## ASSIGNED TASK
Write out every line below that contains "shortcut".

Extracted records
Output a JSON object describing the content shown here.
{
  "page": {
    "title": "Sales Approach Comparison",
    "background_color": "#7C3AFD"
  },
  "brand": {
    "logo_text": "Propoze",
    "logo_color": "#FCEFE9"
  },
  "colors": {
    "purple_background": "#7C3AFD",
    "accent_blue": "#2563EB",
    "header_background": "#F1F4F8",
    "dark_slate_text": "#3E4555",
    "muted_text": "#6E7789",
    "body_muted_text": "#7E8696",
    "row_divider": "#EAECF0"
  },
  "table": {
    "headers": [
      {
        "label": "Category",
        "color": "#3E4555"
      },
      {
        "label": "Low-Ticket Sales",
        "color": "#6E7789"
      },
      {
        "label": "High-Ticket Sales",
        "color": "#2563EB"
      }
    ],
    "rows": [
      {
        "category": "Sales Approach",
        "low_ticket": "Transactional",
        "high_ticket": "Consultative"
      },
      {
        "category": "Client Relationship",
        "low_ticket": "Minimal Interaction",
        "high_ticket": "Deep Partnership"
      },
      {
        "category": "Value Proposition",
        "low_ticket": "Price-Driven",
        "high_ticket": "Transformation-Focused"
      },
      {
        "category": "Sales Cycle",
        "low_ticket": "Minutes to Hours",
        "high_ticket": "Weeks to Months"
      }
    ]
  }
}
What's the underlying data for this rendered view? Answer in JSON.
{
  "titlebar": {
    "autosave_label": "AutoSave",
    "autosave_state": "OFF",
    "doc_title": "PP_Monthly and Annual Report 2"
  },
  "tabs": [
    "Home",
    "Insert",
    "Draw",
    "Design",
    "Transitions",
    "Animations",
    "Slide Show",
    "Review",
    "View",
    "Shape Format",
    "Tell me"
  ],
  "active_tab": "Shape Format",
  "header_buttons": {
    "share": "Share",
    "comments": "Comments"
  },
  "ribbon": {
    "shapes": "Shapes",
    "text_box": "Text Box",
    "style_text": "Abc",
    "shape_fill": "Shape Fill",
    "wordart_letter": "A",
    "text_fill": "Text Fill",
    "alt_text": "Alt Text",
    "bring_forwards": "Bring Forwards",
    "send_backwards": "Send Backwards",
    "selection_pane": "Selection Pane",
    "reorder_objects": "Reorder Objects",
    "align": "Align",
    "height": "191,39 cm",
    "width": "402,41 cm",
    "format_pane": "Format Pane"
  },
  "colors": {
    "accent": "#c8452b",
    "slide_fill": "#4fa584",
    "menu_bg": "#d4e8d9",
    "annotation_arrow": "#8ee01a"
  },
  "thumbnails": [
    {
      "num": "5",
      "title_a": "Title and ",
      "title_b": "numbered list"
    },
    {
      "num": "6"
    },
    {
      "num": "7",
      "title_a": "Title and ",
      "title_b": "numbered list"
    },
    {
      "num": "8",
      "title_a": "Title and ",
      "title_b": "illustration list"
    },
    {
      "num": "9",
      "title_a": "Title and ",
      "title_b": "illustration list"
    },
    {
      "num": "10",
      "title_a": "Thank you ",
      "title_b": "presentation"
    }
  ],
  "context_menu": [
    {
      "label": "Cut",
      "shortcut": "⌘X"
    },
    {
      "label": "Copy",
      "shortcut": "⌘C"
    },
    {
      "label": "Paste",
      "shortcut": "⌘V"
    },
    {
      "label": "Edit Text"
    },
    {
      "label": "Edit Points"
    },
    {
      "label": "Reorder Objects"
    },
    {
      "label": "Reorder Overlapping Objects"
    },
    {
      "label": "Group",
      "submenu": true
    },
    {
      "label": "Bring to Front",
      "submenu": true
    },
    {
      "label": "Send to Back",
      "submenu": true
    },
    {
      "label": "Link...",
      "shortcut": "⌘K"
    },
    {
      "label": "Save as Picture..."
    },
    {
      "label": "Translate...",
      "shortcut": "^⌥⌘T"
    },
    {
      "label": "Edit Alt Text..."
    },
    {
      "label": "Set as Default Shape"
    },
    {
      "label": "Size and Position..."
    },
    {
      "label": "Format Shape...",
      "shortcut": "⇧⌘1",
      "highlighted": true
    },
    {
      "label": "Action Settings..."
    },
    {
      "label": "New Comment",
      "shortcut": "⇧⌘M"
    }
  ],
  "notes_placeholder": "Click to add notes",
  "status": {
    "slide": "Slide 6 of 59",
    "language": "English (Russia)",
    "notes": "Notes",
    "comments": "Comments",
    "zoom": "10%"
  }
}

## OUTPUT OF THE TASK
      "shortcut": "⌘X"
      "shortcut": "⌘C"
      "shortcut": "⌘V"
      "shortcut": "⌘K"
      "shortcut": "^⌥⌘T"
      "shortcut": "⇧⌘1",
      "shortcut": "⇧⌘M"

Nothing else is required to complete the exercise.